Some years ago, the U.S. Dept. of Agriculture undertook a study of the nutrient profile of the leading species of
cultivated and wild fish and shellfish. Some data from that work were published, but information on fatty acids was not
included. This paper presents data on the fat, cholesterol and major fatty acid content of cultivated and wild channel catfish
(Ictalurus punctatus), rainbow trout (Salmo gairdneri), and coho salmon (Oncorynchus kisutch). Two samples of each
species were obtained from the wild at two different seasons, reflecting differences in spawning status; three samples of
cultivated channel catfish and rainbow trout plus two of coho salmon were obtained at peak season to coincide with one of
the sampling times of the wild samples. Analyses were conducted on raw and cooked fillets. Fatty acids were determined by
gas-liquid chromatography. Fat content of cultivated catfish and salmon ranged from 2.5-5 times that of wild samples; fat
levels in wild and cultivated trout were similar. Monounsaturates predominated in cultivated catfish and salmon but not
trout. Differences in fatty acid profile between wild and cultivated fish were greatest among polyunsaturates; linoleic acid
was substantially higher in all cultivated samples than in wild fish. Omega-3 fatty acid levels were related to species and
were higher in cultivated than wild samples owing to higher fat content. Data do not support the notion that wild fish are
higher in omega-3 fatty acids than cultivated fish.

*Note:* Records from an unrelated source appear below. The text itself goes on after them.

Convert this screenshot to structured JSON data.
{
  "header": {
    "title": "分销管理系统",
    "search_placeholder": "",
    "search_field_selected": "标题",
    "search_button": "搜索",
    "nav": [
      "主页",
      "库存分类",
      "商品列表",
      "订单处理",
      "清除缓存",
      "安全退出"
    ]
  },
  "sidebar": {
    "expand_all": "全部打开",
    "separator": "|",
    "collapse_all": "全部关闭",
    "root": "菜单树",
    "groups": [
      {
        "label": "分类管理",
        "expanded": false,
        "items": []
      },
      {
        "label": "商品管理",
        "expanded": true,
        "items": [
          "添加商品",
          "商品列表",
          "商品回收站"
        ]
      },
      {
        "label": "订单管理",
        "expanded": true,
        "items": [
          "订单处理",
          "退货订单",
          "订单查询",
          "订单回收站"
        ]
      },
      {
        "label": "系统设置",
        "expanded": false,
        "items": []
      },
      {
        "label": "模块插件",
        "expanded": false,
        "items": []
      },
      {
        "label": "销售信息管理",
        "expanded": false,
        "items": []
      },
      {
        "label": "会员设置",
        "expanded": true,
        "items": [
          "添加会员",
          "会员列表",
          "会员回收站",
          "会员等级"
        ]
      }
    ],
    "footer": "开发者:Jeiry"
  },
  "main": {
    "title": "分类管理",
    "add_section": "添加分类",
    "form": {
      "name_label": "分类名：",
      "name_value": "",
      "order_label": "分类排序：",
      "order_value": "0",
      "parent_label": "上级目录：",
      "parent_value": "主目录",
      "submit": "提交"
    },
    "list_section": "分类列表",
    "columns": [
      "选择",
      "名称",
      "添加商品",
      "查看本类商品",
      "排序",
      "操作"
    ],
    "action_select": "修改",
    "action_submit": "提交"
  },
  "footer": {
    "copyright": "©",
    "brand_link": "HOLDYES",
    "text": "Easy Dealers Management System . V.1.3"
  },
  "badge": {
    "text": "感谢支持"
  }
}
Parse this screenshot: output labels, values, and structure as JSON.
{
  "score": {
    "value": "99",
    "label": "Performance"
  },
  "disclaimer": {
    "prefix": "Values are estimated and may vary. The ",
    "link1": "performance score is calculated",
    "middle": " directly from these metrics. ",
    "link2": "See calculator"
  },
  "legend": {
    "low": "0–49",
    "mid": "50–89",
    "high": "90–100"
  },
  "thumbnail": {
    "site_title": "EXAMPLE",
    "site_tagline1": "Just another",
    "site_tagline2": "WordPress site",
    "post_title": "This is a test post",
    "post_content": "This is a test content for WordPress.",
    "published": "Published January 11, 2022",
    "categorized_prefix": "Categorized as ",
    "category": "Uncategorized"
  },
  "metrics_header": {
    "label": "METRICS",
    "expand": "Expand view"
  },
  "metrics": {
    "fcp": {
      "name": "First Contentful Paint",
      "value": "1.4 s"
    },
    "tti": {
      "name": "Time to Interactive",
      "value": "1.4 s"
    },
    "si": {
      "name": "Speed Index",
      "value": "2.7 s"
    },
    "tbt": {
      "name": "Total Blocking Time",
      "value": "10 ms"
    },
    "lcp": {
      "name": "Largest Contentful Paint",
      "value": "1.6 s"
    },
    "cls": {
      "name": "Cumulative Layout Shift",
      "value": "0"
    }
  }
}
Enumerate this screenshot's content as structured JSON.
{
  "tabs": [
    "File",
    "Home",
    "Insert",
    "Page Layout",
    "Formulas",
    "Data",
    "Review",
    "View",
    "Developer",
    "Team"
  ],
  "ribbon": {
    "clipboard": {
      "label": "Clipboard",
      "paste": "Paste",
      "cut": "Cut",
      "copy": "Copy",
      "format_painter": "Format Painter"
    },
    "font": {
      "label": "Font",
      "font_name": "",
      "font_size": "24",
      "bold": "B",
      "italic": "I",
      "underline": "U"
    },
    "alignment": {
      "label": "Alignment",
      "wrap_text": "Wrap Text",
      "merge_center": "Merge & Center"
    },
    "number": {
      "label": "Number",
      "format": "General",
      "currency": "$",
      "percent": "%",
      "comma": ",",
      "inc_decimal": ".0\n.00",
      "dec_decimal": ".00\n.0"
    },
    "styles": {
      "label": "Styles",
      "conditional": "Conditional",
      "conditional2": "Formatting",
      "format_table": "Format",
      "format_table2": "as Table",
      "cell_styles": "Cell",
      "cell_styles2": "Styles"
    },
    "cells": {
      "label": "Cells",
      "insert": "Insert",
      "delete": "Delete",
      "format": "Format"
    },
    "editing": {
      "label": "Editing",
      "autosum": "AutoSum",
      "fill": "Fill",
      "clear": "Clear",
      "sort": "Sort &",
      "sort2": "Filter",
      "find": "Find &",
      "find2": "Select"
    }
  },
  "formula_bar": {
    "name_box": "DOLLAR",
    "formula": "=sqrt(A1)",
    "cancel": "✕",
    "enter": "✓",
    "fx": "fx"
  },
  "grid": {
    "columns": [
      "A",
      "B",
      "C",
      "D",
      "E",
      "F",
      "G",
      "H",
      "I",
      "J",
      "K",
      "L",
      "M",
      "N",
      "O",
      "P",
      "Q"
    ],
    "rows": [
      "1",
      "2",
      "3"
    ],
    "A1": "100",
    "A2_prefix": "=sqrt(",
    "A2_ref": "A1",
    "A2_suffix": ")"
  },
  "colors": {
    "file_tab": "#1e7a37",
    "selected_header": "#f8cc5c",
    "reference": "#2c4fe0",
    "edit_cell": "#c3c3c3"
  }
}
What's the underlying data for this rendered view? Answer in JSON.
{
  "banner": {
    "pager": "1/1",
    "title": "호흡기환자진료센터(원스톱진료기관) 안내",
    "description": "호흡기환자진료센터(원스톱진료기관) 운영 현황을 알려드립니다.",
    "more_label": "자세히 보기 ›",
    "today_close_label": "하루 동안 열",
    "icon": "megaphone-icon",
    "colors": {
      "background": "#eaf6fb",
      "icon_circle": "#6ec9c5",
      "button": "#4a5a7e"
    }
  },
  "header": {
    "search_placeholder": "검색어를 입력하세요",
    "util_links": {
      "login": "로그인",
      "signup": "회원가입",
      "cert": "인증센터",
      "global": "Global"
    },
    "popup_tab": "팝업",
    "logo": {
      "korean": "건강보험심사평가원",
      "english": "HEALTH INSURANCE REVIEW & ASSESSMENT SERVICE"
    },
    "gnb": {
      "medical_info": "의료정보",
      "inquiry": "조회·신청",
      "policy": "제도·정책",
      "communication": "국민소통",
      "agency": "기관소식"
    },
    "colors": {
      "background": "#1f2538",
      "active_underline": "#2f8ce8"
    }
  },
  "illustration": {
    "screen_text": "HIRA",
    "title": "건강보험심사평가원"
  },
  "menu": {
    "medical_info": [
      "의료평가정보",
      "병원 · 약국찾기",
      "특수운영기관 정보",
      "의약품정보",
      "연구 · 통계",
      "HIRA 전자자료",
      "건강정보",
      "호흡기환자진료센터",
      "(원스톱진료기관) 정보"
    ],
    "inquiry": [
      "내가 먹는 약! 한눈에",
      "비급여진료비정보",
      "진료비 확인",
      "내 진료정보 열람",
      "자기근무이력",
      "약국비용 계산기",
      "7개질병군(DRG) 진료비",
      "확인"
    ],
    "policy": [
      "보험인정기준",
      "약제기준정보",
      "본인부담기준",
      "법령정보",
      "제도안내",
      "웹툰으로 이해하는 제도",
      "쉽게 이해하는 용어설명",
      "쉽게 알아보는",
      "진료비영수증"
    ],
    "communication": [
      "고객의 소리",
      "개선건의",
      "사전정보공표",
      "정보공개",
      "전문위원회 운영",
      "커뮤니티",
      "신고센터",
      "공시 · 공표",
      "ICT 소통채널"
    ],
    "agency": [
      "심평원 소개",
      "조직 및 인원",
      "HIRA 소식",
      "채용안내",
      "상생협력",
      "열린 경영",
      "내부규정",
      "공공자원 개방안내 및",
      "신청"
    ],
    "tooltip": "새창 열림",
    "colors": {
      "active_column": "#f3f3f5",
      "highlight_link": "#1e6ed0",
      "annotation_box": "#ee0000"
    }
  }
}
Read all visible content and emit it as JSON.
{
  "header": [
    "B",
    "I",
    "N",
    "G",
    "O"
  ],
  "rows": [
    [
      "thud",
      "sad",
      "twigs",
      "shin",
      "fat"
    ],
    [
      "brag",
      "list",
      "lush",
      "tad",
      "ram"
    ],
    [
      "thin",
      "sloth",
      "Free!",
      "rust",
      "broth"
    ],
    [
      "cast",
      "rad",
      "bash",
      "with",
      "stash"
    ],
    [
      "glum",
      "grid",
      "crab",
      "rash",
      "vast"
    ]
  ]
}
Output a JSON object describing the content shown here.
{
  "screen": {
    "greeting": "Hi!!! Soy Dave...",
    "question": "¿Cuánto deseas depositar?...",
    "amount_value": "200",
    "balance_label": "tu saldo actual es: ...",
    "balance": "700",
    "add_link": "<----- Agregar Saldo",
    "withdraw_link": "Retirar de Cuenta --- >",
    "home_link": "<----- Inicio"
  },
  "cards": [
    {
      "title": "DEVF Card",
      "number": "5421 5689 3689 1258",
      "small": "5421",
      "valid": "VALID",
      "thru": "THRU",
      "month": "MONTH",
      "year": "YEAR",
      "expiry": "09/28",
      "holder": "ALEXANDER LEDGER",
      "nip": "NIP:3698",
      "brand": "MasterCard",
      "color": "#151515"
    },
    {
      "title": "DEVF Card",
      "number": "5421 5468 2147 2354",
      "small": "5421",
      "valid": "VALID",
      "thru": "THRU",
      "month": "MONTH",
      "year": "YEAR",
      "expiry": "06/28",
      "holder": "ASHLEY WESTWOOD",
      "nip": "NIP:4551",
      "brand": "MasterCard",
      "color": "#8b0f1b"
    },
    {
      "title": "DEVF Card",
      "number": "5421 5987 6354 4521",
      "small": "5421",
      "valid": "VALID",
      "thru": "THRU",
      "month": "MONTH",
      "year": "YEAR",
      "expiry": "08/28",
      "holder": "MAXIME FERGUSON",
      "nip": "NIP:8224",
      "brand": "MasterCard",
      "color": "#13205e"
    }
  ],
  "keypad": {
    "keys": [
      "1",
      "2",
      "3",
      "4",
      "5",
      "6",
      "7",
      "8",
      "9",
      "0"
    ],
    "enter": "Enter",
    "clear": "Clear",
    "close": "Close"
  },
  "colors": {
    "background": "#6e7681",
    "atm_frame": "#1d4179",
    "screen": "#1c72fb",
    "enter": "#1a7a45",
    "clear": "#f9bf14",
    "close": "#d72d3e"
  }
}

Nettleton, J.A. Fatty Acids in Cultivated and Wild Fish. Microbehavior and Macroresults:Proceedings of the Tenth Biennial Conference of the International Institute ofFisheries Economics and Trade, July 10-14, 2000, Corvallis, Oregon, USA.Compiled by Richard S. Johnston and Ann L. Shriver. InternationalInstitute of Fisheries Economics and Trade (IIFET), Corvallis, 2001.